It seemed like “found money,” which was wonderful, of course, but I was as pleased by the fact that this work was once again out in the reading world, and was finding some acceptance. I have to admit that I became slightly obsessed in tracking the sales during the course of a day. I would imagine a reader somewhere poised over the buy button, close my eyes and urge him/her to click it.
Sales skyrocketed in October, hitting forty a day. I was stunned as it crept past In Cold Blood. Capote created this whole genre, or course, although I think he would disown it today, and I had always been in absolute awe of him and the book. I’ve been accused of mimicking the book with the title of my first work, In Broad Daylight, but the title wasn’t my idea. It was my editor’s sole contribution to the work. I watched a little guiltily as the student passed the master (not that I’m claiming the book is anywhere near the quality of In Cold Blood).

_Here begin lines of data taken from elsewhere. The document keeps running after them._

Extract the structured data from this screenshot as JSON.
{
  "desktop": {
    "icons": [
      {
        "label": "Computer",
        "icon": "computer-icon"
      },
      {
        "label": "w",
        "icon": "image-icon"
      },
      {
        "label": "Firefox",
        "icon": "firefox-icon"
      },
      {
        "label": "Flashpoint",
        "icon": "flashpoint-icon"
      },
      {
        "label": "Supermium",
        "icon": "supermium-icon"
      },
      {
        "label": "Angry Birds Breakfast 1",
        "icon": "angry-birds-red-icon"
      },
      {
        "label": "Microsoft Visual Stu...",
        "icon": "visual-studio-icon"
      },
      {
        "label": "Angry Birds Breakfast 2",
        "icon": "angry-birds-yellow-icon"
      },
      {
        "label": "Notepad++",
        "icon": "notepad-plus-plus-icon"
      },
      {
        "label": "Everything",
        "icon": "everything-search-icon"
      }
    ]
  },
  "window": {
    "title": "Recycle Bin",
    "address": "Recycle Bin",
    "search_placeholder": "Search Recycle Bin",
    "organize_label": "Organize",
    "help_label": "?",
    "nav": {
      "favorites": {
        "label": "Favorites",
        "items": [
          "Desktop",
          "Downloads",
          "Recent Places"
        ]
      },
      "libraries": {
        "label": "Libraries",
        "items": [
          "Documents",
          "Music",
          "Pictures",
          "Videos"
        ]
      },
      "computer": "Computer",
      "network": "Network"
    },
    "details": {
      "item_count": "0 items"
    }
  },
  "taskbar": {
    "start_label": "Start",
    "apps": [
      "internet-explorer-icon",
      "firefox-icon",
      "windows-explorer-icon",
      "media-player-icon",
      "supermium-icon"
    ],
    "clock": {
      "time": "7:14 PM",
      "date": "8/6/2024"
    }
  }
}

I’ve no idea how long the sales will continue. But, I’ll say this now: Thank God for the Internet, for e-books, for Gregg Olsen. The tiny elite world of New York publishing world has finally lost its hold on what gets published and read in this country. Hallelujah. And thanks, most of all, to all of your new readers.